_PROBLEM DETAILS:_
Pick every line from the data that holds the word "with".

_ENTRIES SUPPLIED:_
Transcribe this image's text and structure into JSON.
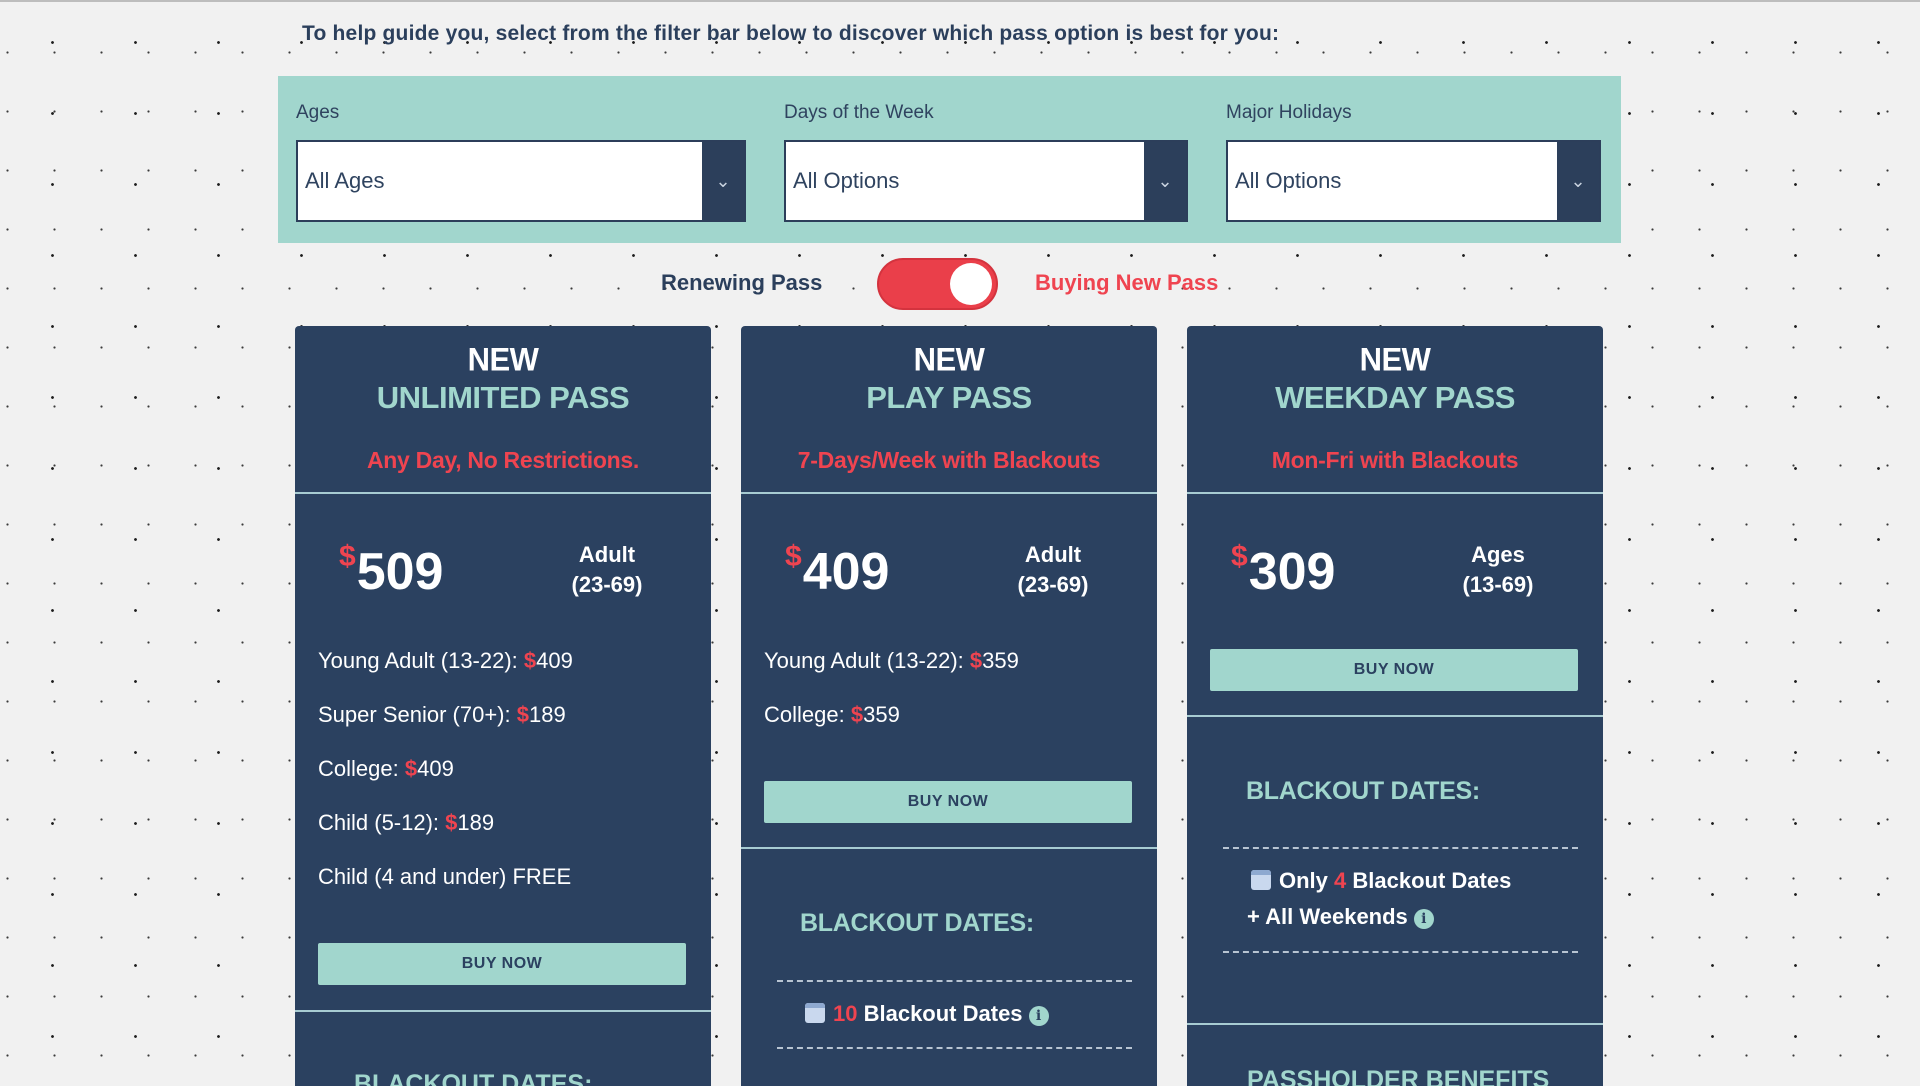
{
  "intro": "To help guide you, select from the filter bar below to discover which pass option is best for you:",
  "filters": [
    {
      "label": "Ages",
      "value": "All Ages"
    },
    {
      "label": "Days of the Week",
      "value": "All Options"
    },
    {
      "label": "Major Holidays",
      "value": "All Options"
    }
  ],
  "toggle": {
    "left_label": "Renewing Pass",
    "right_label": "Buying New Pass",
    "state": "Buying New Pass"
  },
  "currency": "$",
  "cards": [
    {
      "new": "NEW",
      "name": "UNLIMITED PASS",
      "tagline": "Any Day, No Restrictions.",
      "price": "509",
      "price_label_1": "Adult",
      "price_label_2": "(23-69)",
      "tiers": [
        {
          "label": "Young Adult (13-22): ",
          "price": "409"
        },
        {
          "label": "Super Senior (70+): ",
          "price": "189"
        },
        {
          "label": "College: ",
          "price": "409"
        },
        {
          "label": "Child (5-12): ",
          "price": "189"
        },
        {
          "label": "Child (4 and under) FREE",
          "price": ""
        }
      ],
      "buy": "BUY NOW",
      "cut_heading": "BLACKOUT DATES:"
    },
    {
      "new": "NEW",
      "name": "PLAY PASS",
      "tagline": "7-Days/Week with Blackouts",
      "price": "409",
      "price_label_1": "Adult",
      "price_label_2": "(23-69)",
      "tiers": [
        {
          "label": "Young Adult (13-22): ",
          "price": "359"
        },
        {
          "label": "College: ",
          "price": "359"
        }
      ],
      "buy": "BUY NOW",
      "blackout_heading": "BLACKOUT DATES:",
      "blackout_num": "10",
      "blackout_text": " Blackout Dates"
    },
    {
      "new": "NEW",
      "name": "WEEKDAY PASS",
      "tagline": "Mon-Fri with Blackouts",
      "price": "309",
      "price_label_1": "Ages",
      "price_label_2": "(13-69)",
      "buy": "BUY NOW",
      "blackout_heading": "BLACKOUT DATES:",
      "blackout_pre": "Only ",
      "blackout_num": "4",
      "blackout_text": " Blackout Dates",
      "blackout_line2": "+ All Weekends",
      "cut_heading": "PASSHOLDER BENEFITS"
    }
  ],
  "colors": {
    "navy": "#2b4160",
    "mint": "#a1d6cd",
    "red": "#ef4450"
  }
}
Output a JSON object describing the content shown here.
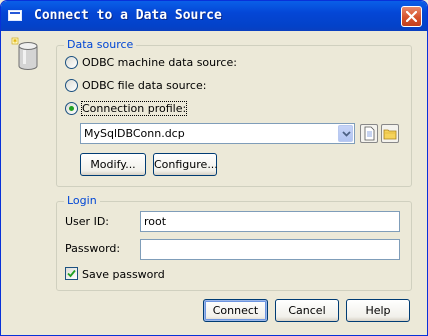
{
  "window": {
    "title": "Connect to a Data Source",
    "close_icon": "close-icon"
  },
  "data_source": {
    "group_title": "Data source",
    "options": [
      {
        "label": "ODBC machine data source:",
        "selected": false
      },
      {
        "label": "ODBC file data source:",
        "selected": false
      },
      {
        "label": "Connection profile:",
        "selected": true
      }
    ],
    "profile_value": "MySqlDBConn.dcp",
    "modify_label": "Modify...",
    "configure_label": "Configure..."
  },
  "login": {
    "group_title": "Login",
    "user_id_label": "User ID:",
    "user_id_value": "root",
    "password_label": "Password:",
    "password_value": "",
    "save_password_label": "Save password",
    "save_password_checked": true
  },
  "buttons": {
    "connect": "Connect",
    "cancel": "Cancel",
    "help": "Help"
  },
  "colors": {
    "titlebar": "#0446d6",
    "group_title": "#0046d5",
    "face": "#ece9d8"
  }
}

_WRITTEN REPLY:_
      "tagline": "7-Days/Week with Blackouts",
      "tagline": "Mon-Fri with Blackouts",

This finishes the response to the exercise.